Wednesday, August 18, 2010
A Movie a Day, day 94: Swing Time
There’s a contradiction at the heart of even the best of the Fred Astaire-Ginger Rogers movies. When those two dance, or when Astaire sings (the rhythm that made him such a great dancer also makes him an excellent singer, although his voice was nothing special), they’re as elegantly expressive as anything ever captured on film, and as perfectly suited to their medium as Shakespeare was to his. But when they’re just acting, their movies go flat, as earthbound as the song and dance numbers are airy and uplifting.
Swing Time may be their best movie (it’s a toss-up for me with Top Hat). That’s mainly because it includes several of their best duets, but it also helps that director George Stevens makes us believe in their love for each other even between those magical numbers. That’s something no other director ever quite managed.
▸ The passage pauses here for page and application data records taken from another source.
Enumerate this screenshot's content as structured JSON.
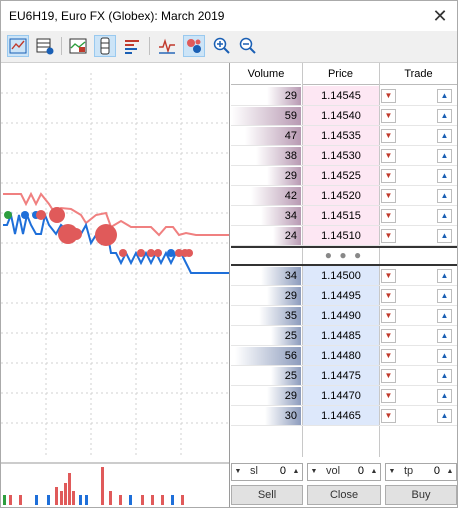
{
  "window": {
    "title": "EU6H19, Euro FX (Globex): March 2019",
    "close_glyph": "✕"
  },
  "toolbar": {
    "buttons": [
      "chart-icon",
      "table-icon",
      "depth-chart-icon",
      "ladder-icon",
      "dom-icon",
      "ticks-icon",
      "bubbles-icon",
      "zoom-in-icon",
      "zoom-out-icon"
    ]
  },
  "book": {
    "headers": {
      "volume": "Volume",
      "price": "Price",
      "trade": "Trade"
    },
    "asks": [
      {
        "volume": "29",
        "price": "1.14545"
      },
      {
        "volume": "59",
        "price": "1.14540"
      },
      {
        "volume": "47",
        "price": "1.14535"
      },
      {
        "volume": "38",
        "price": "1.14530"
      },
      {
        "volume": "29",
        "price": "1.14525"
      },
      {
        "volume": "42",
        "price": "1.14520"
      },
      {
        "volume": "34",
        "price": "1.14515"
      },
      {
        "volume": "24",
        "price": "1.14510"
      }
    ],
    "spread_glyph": "● ● ●",
    "bids": [
      {
        "volume": "34",
        "price": "1.14500"
      },
      {
        "volume": "29",
        "price": "1.14495"
      },
      {
        "volume": "35",
        "price": "1.14490"
      },
      {
        "volume": "25",
        "price": "1.14485"
      },
      {
        "volume": "56",
        "price": "1.14480"
      },
      {
        "volume": "25",
        "price": "1.14475"
      },
      {
        "volume": "29",
        "price": "1.14470"
      },
      {
        "volume": "30",
        "price": "1.14465"
      }
    ],
    "sell_arrow": "▼",
    "buy_arrow": "▲"
  },
  "controls": {
    "sl_label": "sl",
    "sl_value": "0",
    "vol_label": "vol",
    "vol_value": "0",
    "tp_label": "tp",
    "tp_value": "0",
    "down": "▼",
    "up": "▲",
    "sell": "Sell",
    "close": "Close",
    "buy": "Buy"
  },
  "colors": {
    "ask_line": "#f08080",
    "bid_line": "#1e6fd9",
    "ask_price_bg": "#fde7f3",
    "bid_price_bg": "#dde8fb"
  }
}
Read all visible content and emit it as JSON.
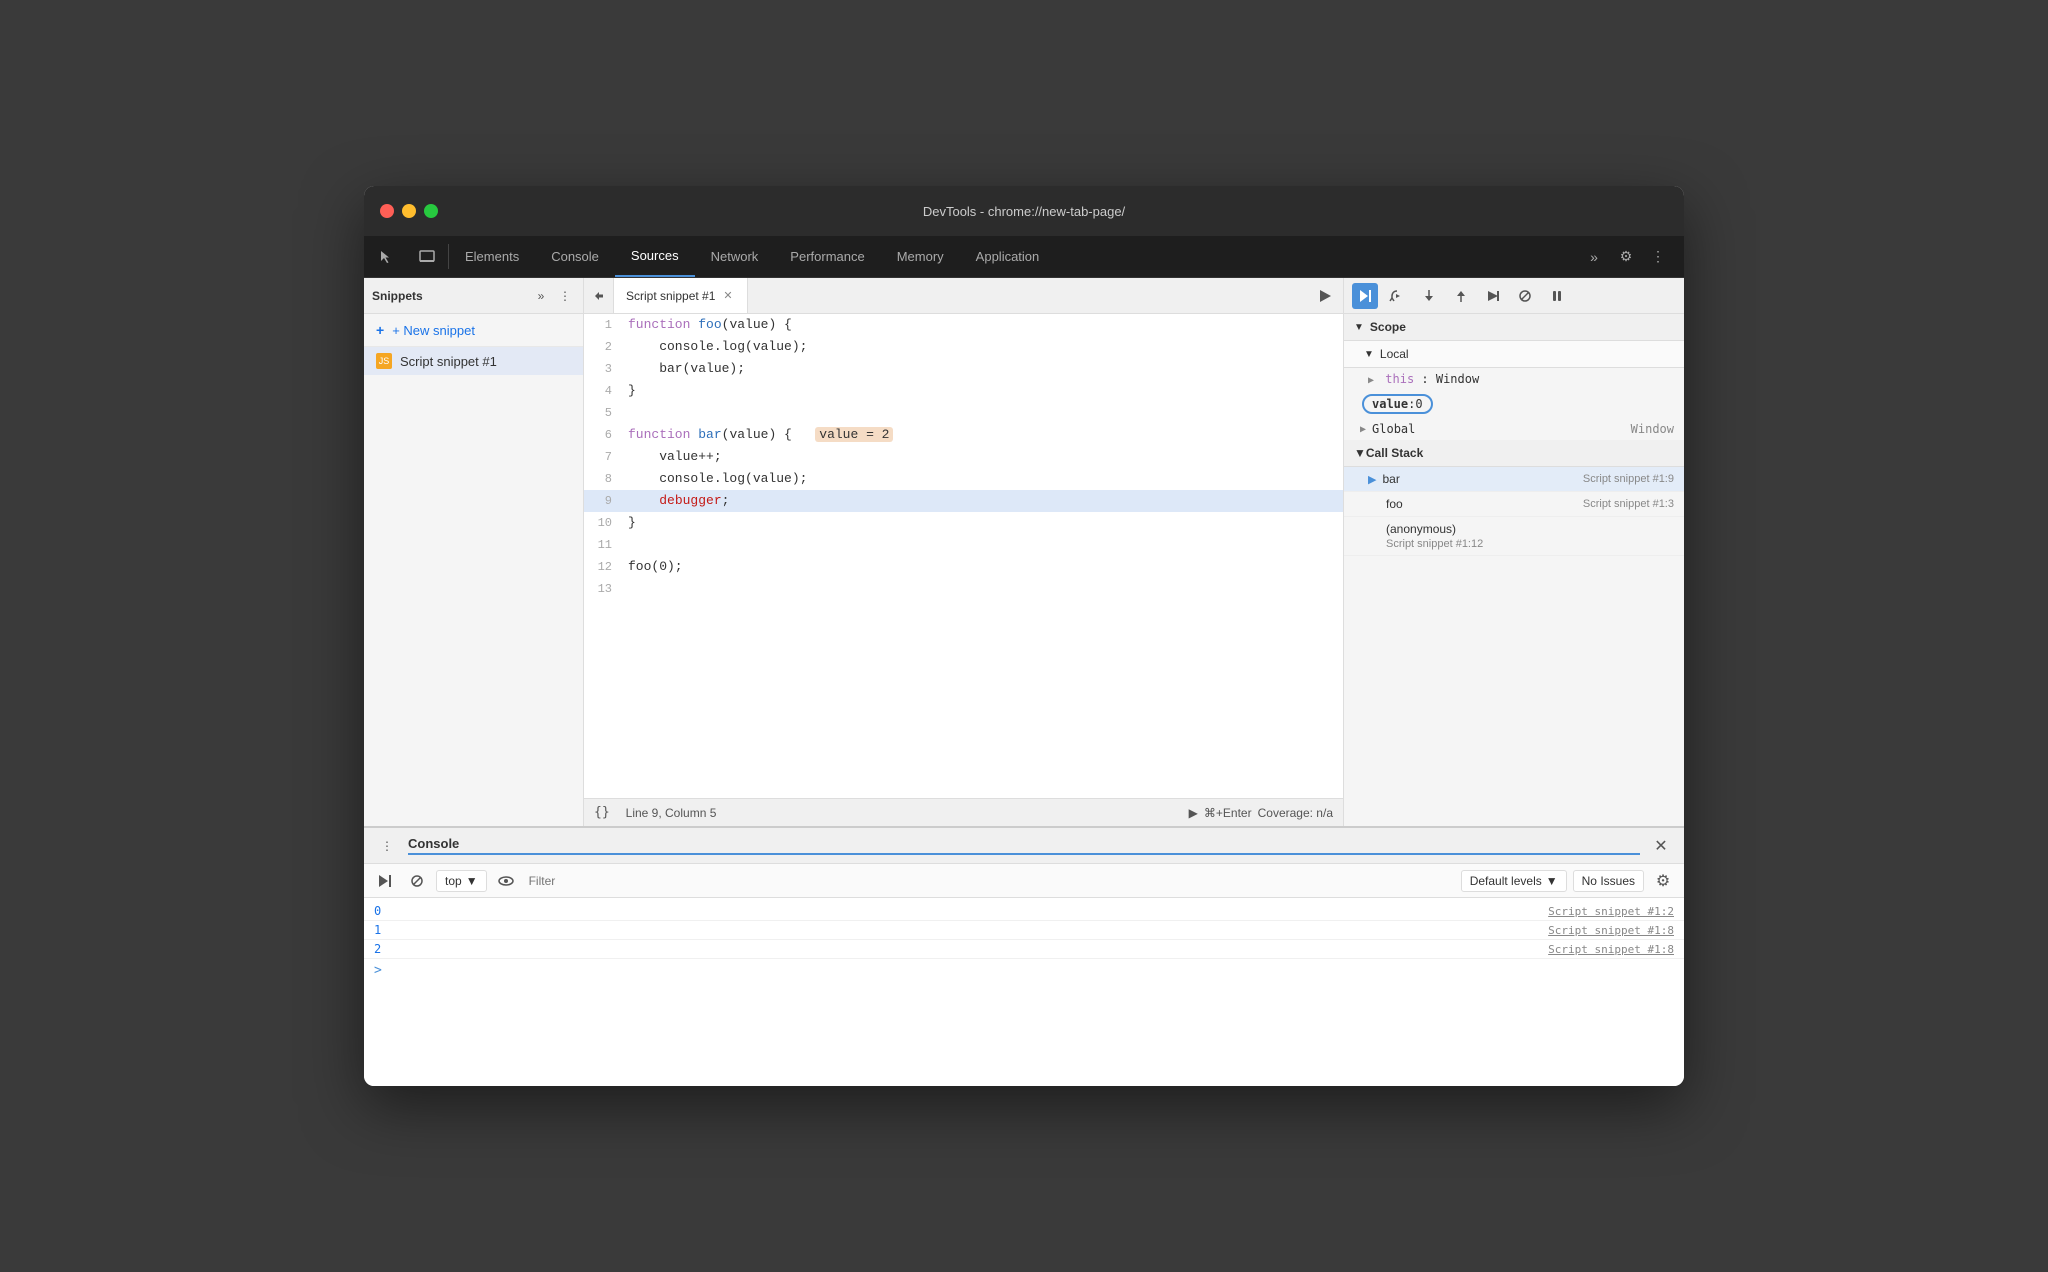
{
  "window": {
    "title": "DevTools - chrome://new-tab-page/"
  },
  "tabs": [
    {
      "label": "Elements",
      "active": false
    },
    {
      "label": "Console",
      "active": false
    },
    {
      "label": "Sources",
      "active": true
    },
    {
      "label": "Network",
      "active": false
    },
    {
      "label": "Performance",
      "active": false
    },
    {
      "label": "Memory",
      "active": false
    },
    {
      "label": "Application",
      "active": false
    }
  ],
  "sidebar": {
    "label": "Snippets",
    "new_snippet": "+ New snippet",
    "snippet_name": "Script snippet #1"
  },
  "editor": {
    "tab_name": "Script snippet #1",
    "status_line": "Line 9, Column 5",
    "run_shortcut": "⌘+Enter",
    "run_label": "Coverage: n/a",
    "lines": [
      {
        "num": "1",
        "content": "function foo(value) {",
        "debugger": false
      },
      {
        "num": "2",
        "content": "    console.log(value);",
        "debugger": false
      },
      {
        "num": "3",
        "content": "    bar(value);",
        "debugger": false
      },
      {
        "num": "4",
        "content": "}",
        "debugger": false
      },
      {
        "num": "5",
        "content": "",
        "debugger": false
      },
      {
        "num": "6",
        "content": "function bar(value) {  value = 2 ",
        "debugger": false,
        "has_inline": true,
        "inline_text": "value = 2"
      },
      {
        "num": "7",
        "content": "    value++;",
        "debugger": false
      },
      {
        "num": "8",
        "content": "    console.log(value);",
        "debugger": false
      },
      {
        "num": "9",
        "content": "    debugger;",
        "debugger": true
      },
      {
        "num": "10",
        "content": "}",
        "debugger": false
      },
      {
        "num": "11",
        "content": "",
        "debugger": false
      },
      {
        "num": "12",
        "content": "foo(0);",
        "debugger": false
      },
      {
        "num": "13",
        "content": "",
        "debugger": false
      }
    ]
  },
  "scope": {
    "title": "Scope",
    "local_label": "Local",
    "this_key": "this",
    "this_val": "Window",
    "value_key": "value",
    "value_val": "0",
    "global_label": "Global",
    "global_val": "Window"
  },
  "callstack": {
    "title": "Call Stack",
    "items": [
      {
        "name": "bar",
        "file": "Script snippet #1:9",
        "active": true
      },
      {
        "name": "foo",
        "file": "Script snippet #1:3",
        "active": false
      },
      {
        "name": "(anonymous)",
        "file": "Script snippet #1:12",
        "active": false
      }
    ]
  },
  "console": {
    "title": "Console",
    "top_label": "top",
    "filter_placeholder": "Filter",
    "default_levels": "Default levels",
    "no_issues": "No Issues",
    "log_entries": [
      {
        "value": "0",
        "source": "Script snippet #1:2"
      },
      {
        "value": "1",
        "source": "Script snippet #1:8"
      },
      {
        "value": "2",
        "source": "Script snippet #1:8"
      }
    ]
  }
}
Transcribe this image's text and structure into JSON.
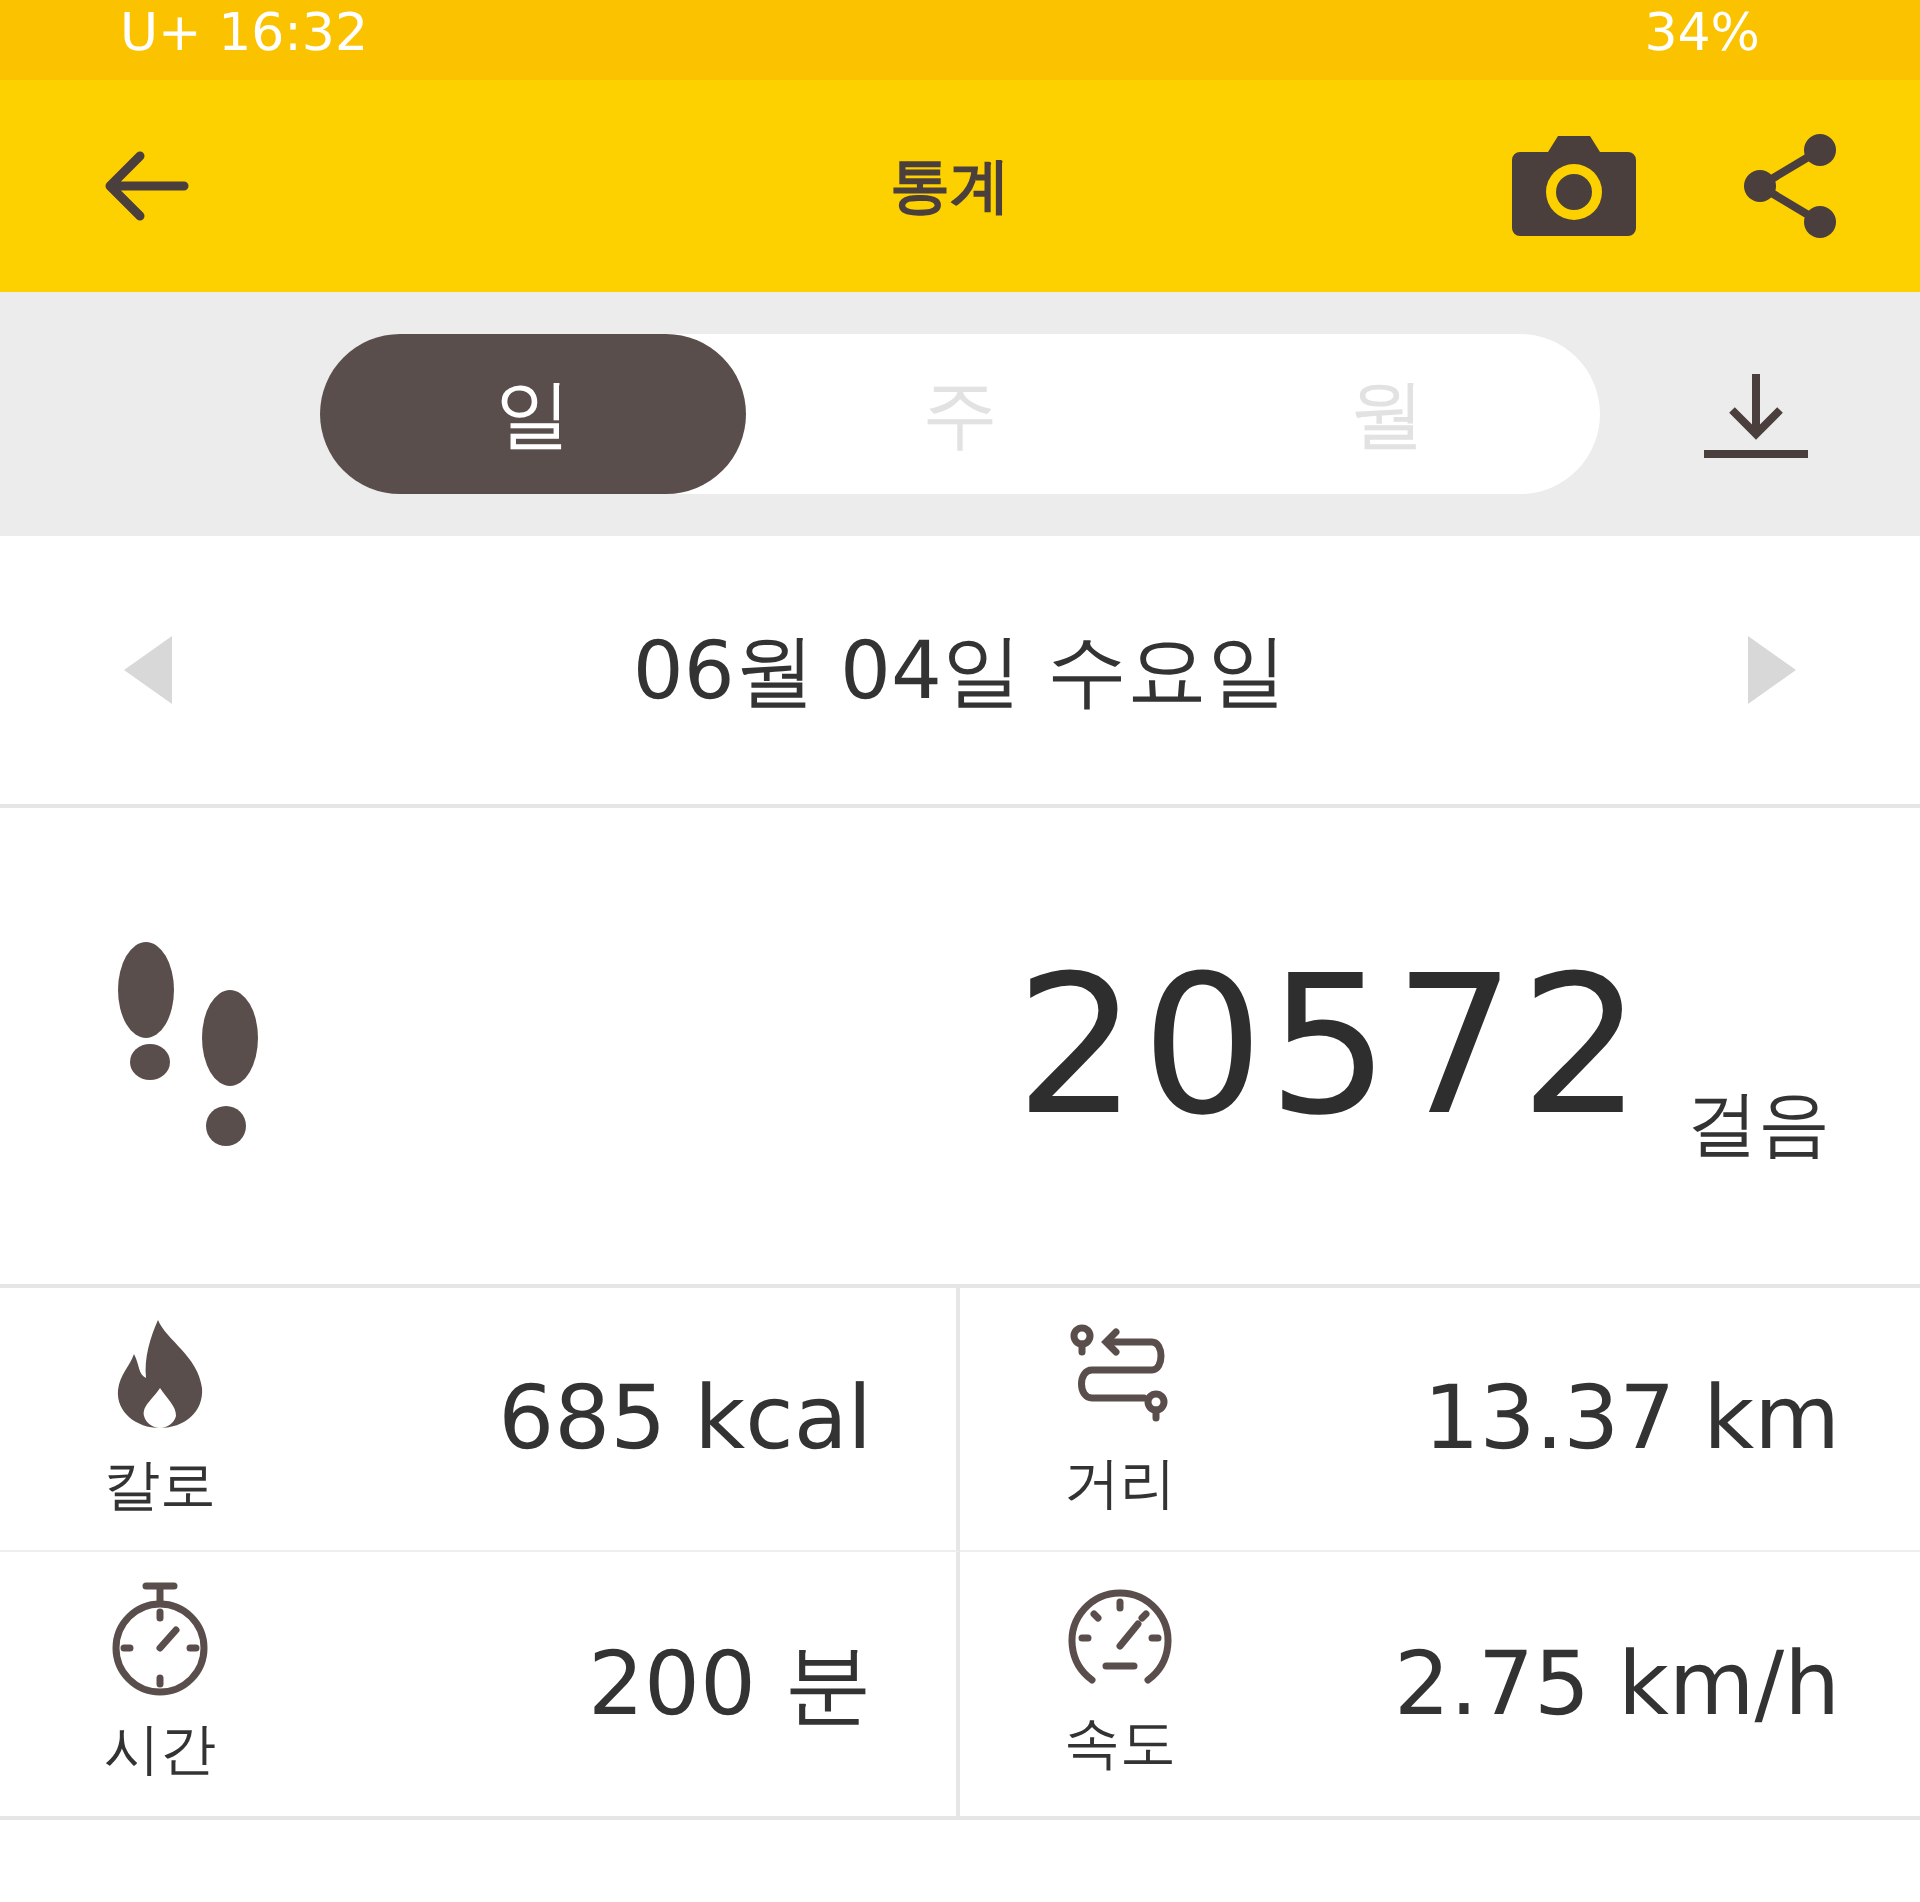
{
  "status_bar": {
    "carrier_time": "U+ 16:32",
    "battery": "34%"
  },
  "app_bar": {
    "title": "통계"
  },
  "tabs": [
    {
      "label": "일",
      "selected": true
    },
    {
      "label": "주",
      "selected": false
    },
    {
      "label": "월",
      "selected": false
    }
  ],
  "date_nav": {
    "date": "06월 04일 수요일"
  },
  "steps": {
    "value": "20572",
    "unit": "걸음"
  },
  "stats": [
    {
      "kind": "calories",
      "label": "칼로",
      "value": "685 kcal"
    },
    {
      "kind": "distance",
      "label": "거리",
      "value": "13.37 km"
    },
    {
      "kind": "time",
      "label": "시간",
      "value": "200 분"
    },
    {
      "kind": "speed",
      "label": "속도",
      "value": "2.75 km/h"
    }
  ]
}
As always, Fred falls for Ginger at their first meet-cute encounter, but it’s hate at first sight for her. And as usual, their feelings are expressed most intensely through the singing and dancing with which he woos and wins her. This time, though, their feelings are also clear when they're not singing or dancing, shining through in their body language and their close-ups, particularly the gorgeous shots of Rogers’ guardedly softening face and widening eyes. (Yesterday for the first time, her dignity and understated humor reminded me of Jennifer Aniston, while Astaire’s hurt-puppy eyes and bowler hat under the gazebo where they sing A Fine Romance reminded me for the umpteenth time of Stan Laurel.) The nostalgia that Fred’s Lucky and Ginger’s Penny share for their love even as it’s just starting to bloom, since one or both of them always fears that it can never be, give this meringue of a movie a light dusting of melancholy. Read the rest on The House Next Door, Slant Magazine's blog.